I’m currently studying grey-headed fish eagles in Cambodia and Pallas’s fish eagles in Mongolia. Both are poorly-known species facing significant conservation threats. I also have research interests concerning the illegal persecution of raptors in Scotland.
What are some of the difficulties or challenges that you have experienced in your career?
The challenges I have faced are probably familiar to most field biologists.  They include securing long-term funding, working in remote environments with infrastructural difficulties, living with dangerous wildlife, adapting to cultural sensitivities, dealing with bureaucracy, local politics and, sometimes, corruption, and being away from home for long periods. More strategic challenges include trying to influence policy makers to make their decisions based on science rather than on myth and popular misconceptions.
What has been your most amazing experience with a raptor?
It happened on 18th October 1997, in Veracruz, Mexico. With three Mexican colleagues, I was counting the migrating raptors that funnel through coastal Veracruz each autumn, on their way south from North America. We were used to seeing daily counts of hundreds of thousands of raptors, but the 18th October was something special. From 9am to 7pm, the sky was black with flying raptors swarming in-front, overhead, and to both sides of us. We recorded more than a million raptors that day (1,173,776 to be precise – I have a copy of the day’s data sheet framed on my wall!). Simply phenomenal.
What is your biggest concern regarding raptors and their conservation?
Raptors face many different threats, both direct and indirect, all over the world, leading to different concerns for different species in different locations. My two biggest concerns are:

Whether governments have the political will both to develop protective legislation based on strong scientific evidence, and to ensure that legislation is enforced.

We can find innovative ways to help change negative perceptions and attitudes towards raptors, as it is attitudes that create the most of the problems facing raptors. The best way to do this is through education.  We need to find better ways of translating the science in ways that are accessible to and understandable by the average, ordinary person.

What is the single most important thing you would like people to know about raptors?
If it were gamekeepers in Scotland, it would be that sea eagles do not eat small children (the Scottish Gamekeepers’ Association recently wrote to the government about this “threat,” to create hysteria in an attempt to halt a sea eagle reintroduction project). If it were buyers in Muti (traditional medicine) markets in parts of South Africa, it would be that inhaling smoked vulture brains does not confer the gift of premonition (some people believe that because vultures have an ability to find prey, they must have clairvoyant powers). If it was people in India who have suffered financial loss, it would be that sacrificing owls during the Diwali festival would not result in them being blessed by the goddess of wealth.
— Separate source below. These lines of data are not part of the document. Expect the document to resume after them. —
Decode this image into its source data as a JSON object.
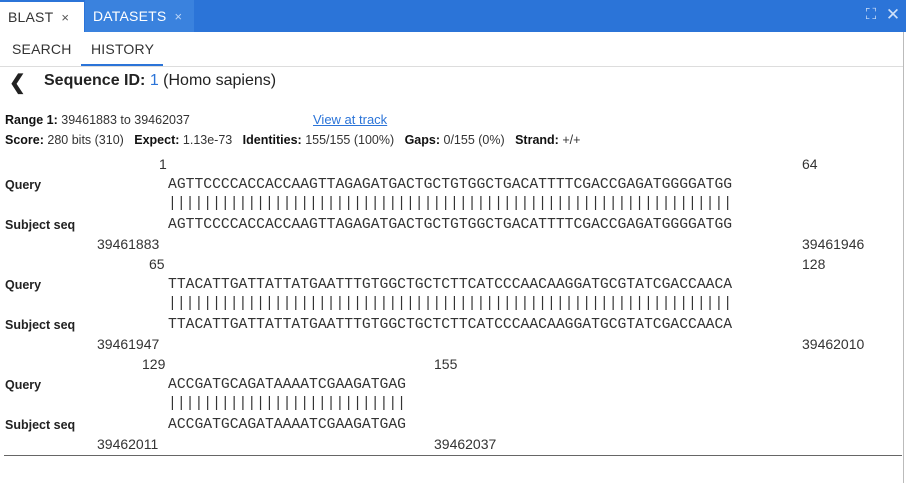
{
  "tabs": [
    {
      "label": "BLAST",
      "close": "×"
    },
    {
      "label": "DATASETS",
      "close": "×"
    }
  ],
  "window_controls": {
    "expand": "⛶",
    "close": "✕"
  },
  "subtabs": [
    {
      "label": "SEARCH"
    },
    {
      "label": "HISTORY"
    }
  ],
  "active_subtab": "HISTORY",
  "header": {
    "back": "❮",
    "seq_label": "Sequence ID:",
    "seq_id": "1",
    "organism": "(Homo sapiens)"
  },
  "range": {
    "label": "Range 1:",
    "value": "39461883 to 39462037",
    "link": "View at track"
  },
  "stats": [
    {
      "label": "Score:",
      "value": "280 bits (310)"
    },
    {
      "label": "Expect:",
      "value": "1.13e-73"
    },
    {
      "label": "Identities:",
      "value": "155/155 (100%)"
    },
    {
      "label": "Gaps:",
      "value": "0/155 (0%)"
    },
    {
      "label": "Strand:",
      "value": "+/+"
    }
  ],
  "alignment": {
    "query_label": "Query",
    "subject_label": "Subject seq",
    "blocks": [
      {
        "q_start": "1",
        "q_end": "64",
        "query": "AGTTCCCCACCACCAAGTTAGAGATGACTGCTGTGGCTGACATTTTCGACCGAGATGGGGATGG",
        "match": "||||||||||||||||||||||||||||||||||||||||||||||||||||||||||||||||",
        "subject": "AGTTCCCCACCACCAAGTTAGAGATGACTGCTGTGGCTGACATTTTCGACCGAGATGGGGATGG",
        "s_start": "39461883",
        "s_end": "39461946"
      },
      {
        "q_start": "65",
        "q_end": "128",
        "query": "TTACATTGATTATTATGAATTTGTGGCTGCTCTTCATCCCAACAAGGATGCGTATCGACCAACA",
        "match": "||||||||||||||||||||||||||||||||||||||||||||||||||||||||||||||||",
        "subject": "TTACATTGATTATTATGAATTTGTGGCTGCTCTTCATCCCAACAAGGATGCGTATCGACCAACA",
        "s_start": "39461947",
        "s_end": "39462010"
      },
      {
        "q_start": "129",
        "q_end": "155",
        "query": "ACCGATGCAGATAAAATCGAAGATGAG",
        "match": "|||||||||||||||||||||||||||",
        "subject": "ACCGATGCAGATAAAATCGAAGATGAG",
        "s_start": "39462011",
        "s_end": "39462037"
      }
    ]
  }
}
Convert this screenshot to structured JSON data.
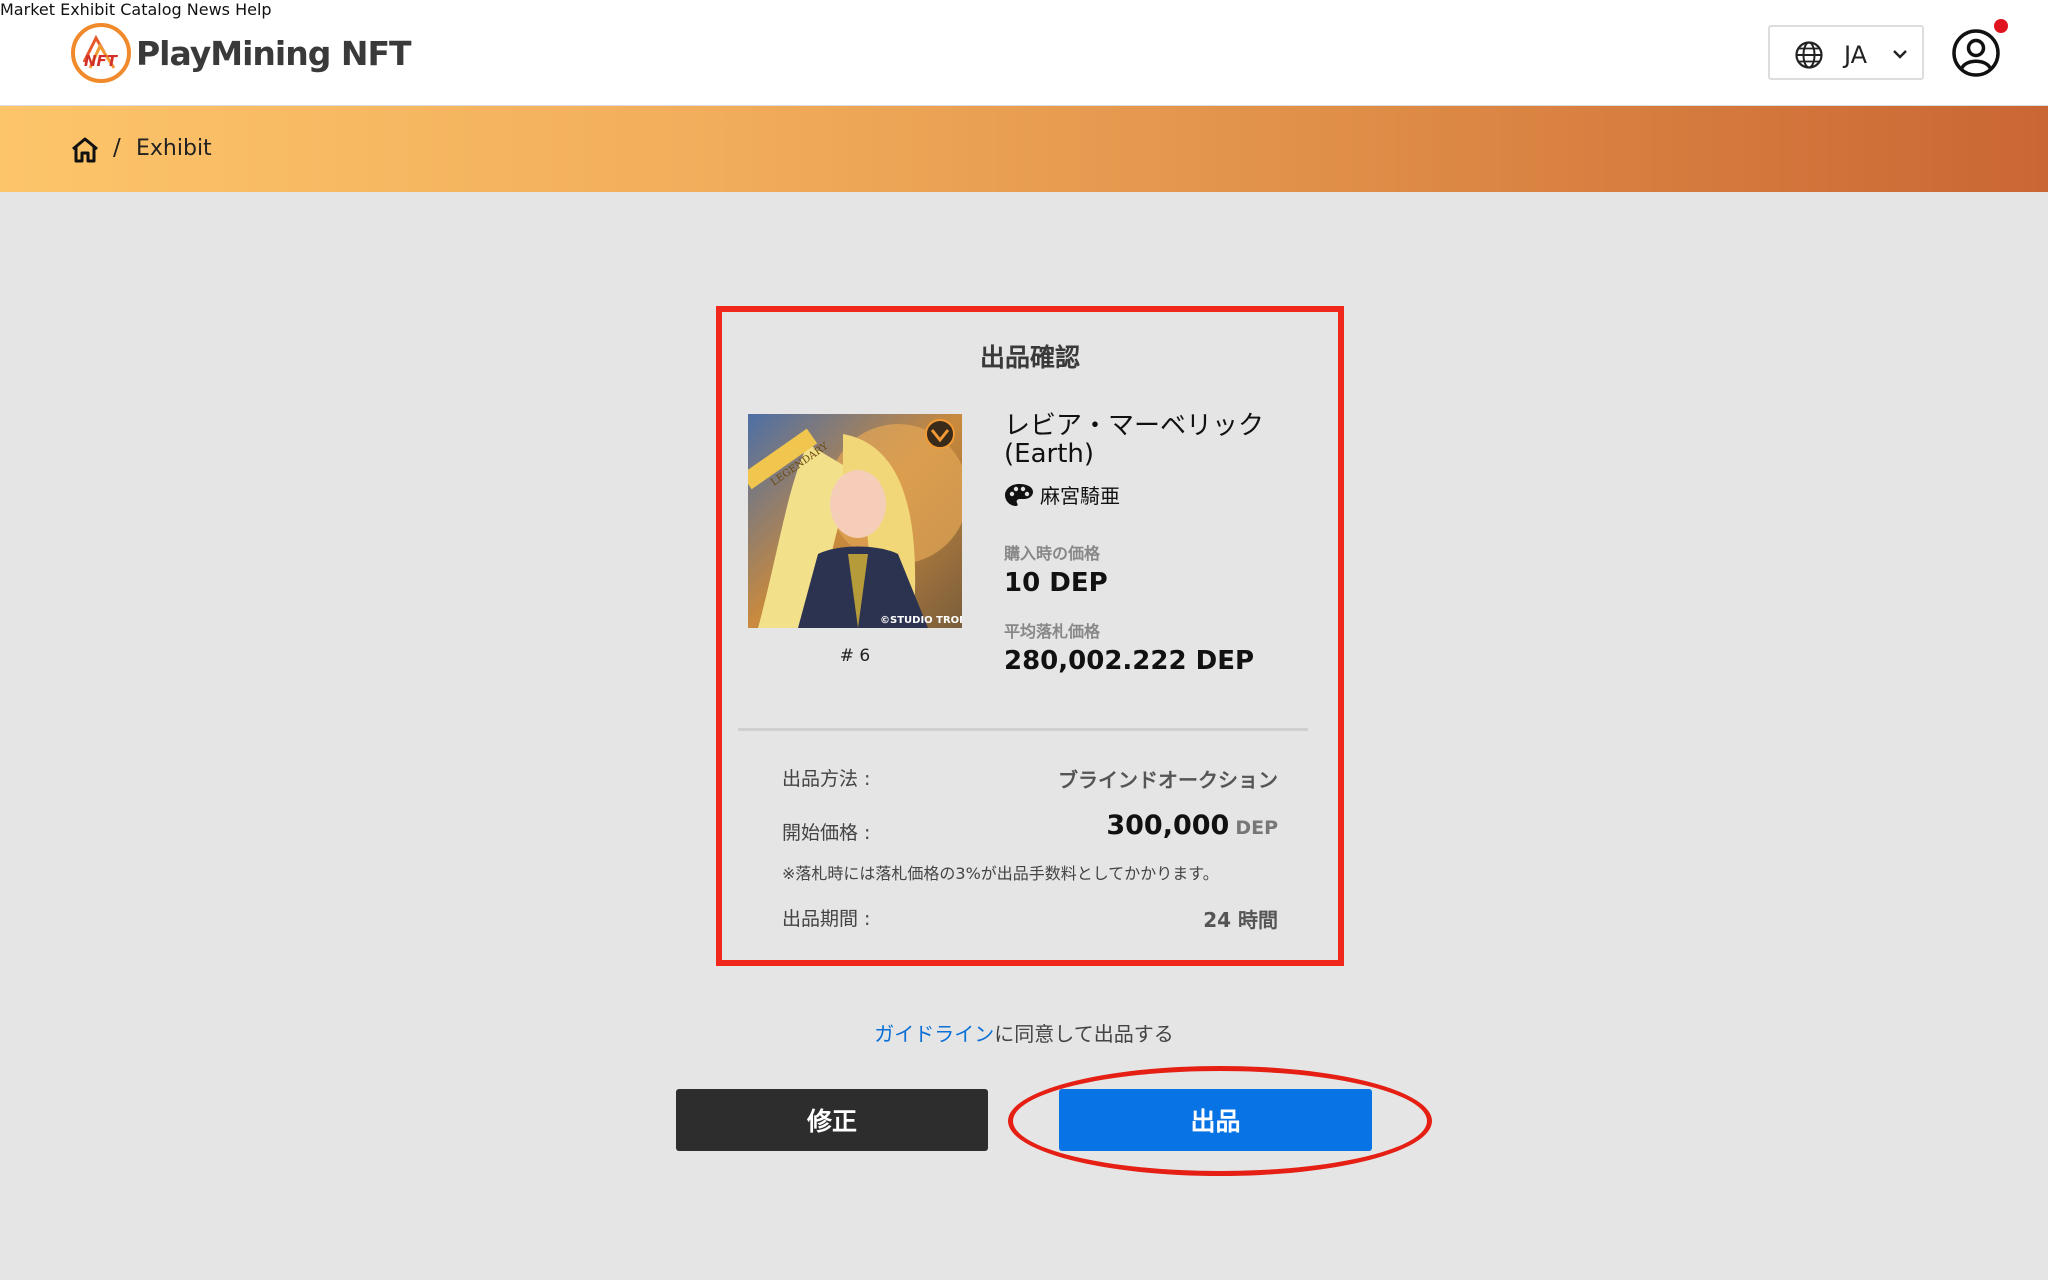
{
  "header": {
    "brand": "PlayMining NFT",
    "nav": [
      {
        "label": "Market"
      },
      {
        "label": "Exhibit"
      },
      {
        "label": "Catalog"
      },
      {
        "label": "News"
      },
      {
        "label": "Help"
      }
    ],
    "language": "JA",
    "icons": {
      "language": "globe-icon",
      "dropdown": "chevron-down-icon",
      "account": "user-circle-icon"
    },
    "notification_color": "#e0141f"
  },
  "breadcrumb": {
    "home_icon": "home-icon",
    "separator": "/",
    "current": "Exhibit"
  },
  "confirm": {
    "title": "出品確認",
    "item": {
      "name": "レビア・マーベリック (Earth)",
      "creator": "麻宮騎亜",
      "token_id": "# 6",
      "thumb_badge": "LEGENDARY",
      "thumb_credit": "©STUDIO TRON",
      "purchase_price_label": "購入時の価格",
      "purchase_price": "10 DEP",
      "avg_price_label": "平均落札価格",
      "avg_price": "280,002.222 DEP"
    },
    "method_label": "出品方法 :",
    "method_value": "ブラインドオークション",
    "start_price_label": "開始価格 :",
    "start_price_value": "300,000",
    "start_price_unit": "DEP",
    "fee_note": "※落札時には落札価格の3%が出品手数料としてかかります。",
    "period_label": "出品期間 :",
    "period_value": "24 時間"
  },
  "consent": {
    "link_text": "ガイドライン",
    "rest_text": "に同意して出品する"
  },
  "buttons": {
    "edit": "修正",
    "exhibit": "出品"
  },
  "colors": {
    "accent_blue": "#0873e4",
    "annotation_red": "#f0281c",
    "dark_button": "#2d2d2d"
  }
}
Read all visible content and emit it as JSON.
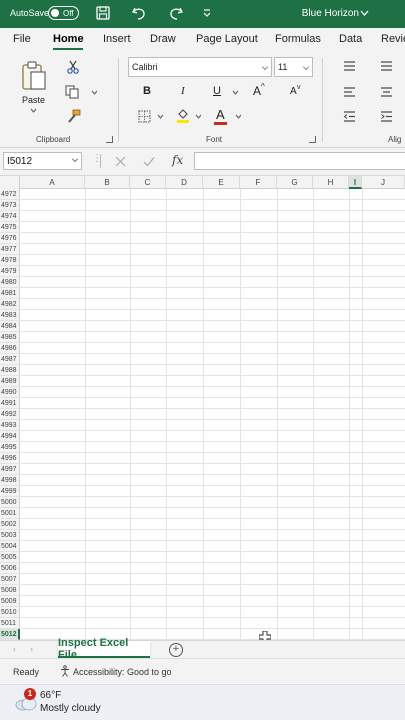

So, it would depend on who the audience was, before deciding the single most important thing I’d like them to know about raptors.
How has your Conservation Science internship helped you in your career? 
The internship has been instrumental to my career in many ways. Most significantly, it provided an opportunity to enter the field of scientific research – especially when I was strongly encouraged (forced!) to present the findings of my internship project on American kestrels at the annual Raptor Research Foundation conference. This was both terrifying and rewarding, and set me on a career path I hadn’t previously considered. In the later stages, long after the internship had ended, Hawk Mountain scientists continued to provide advice and support as my career developed.
How has your Hawk Mountain leadership internship in 2003 helped you in your career? 
The leadership internship provided me with the perfect environment in which to write up my PhD dissertation, as well as an opportunity to develop future raptor research and conservation projects. It also consolidated the professional relationships that had developed from my earlier internship with Sanctuary personnel, many of whom I continue to collaborate with today.

Cozen O'Connor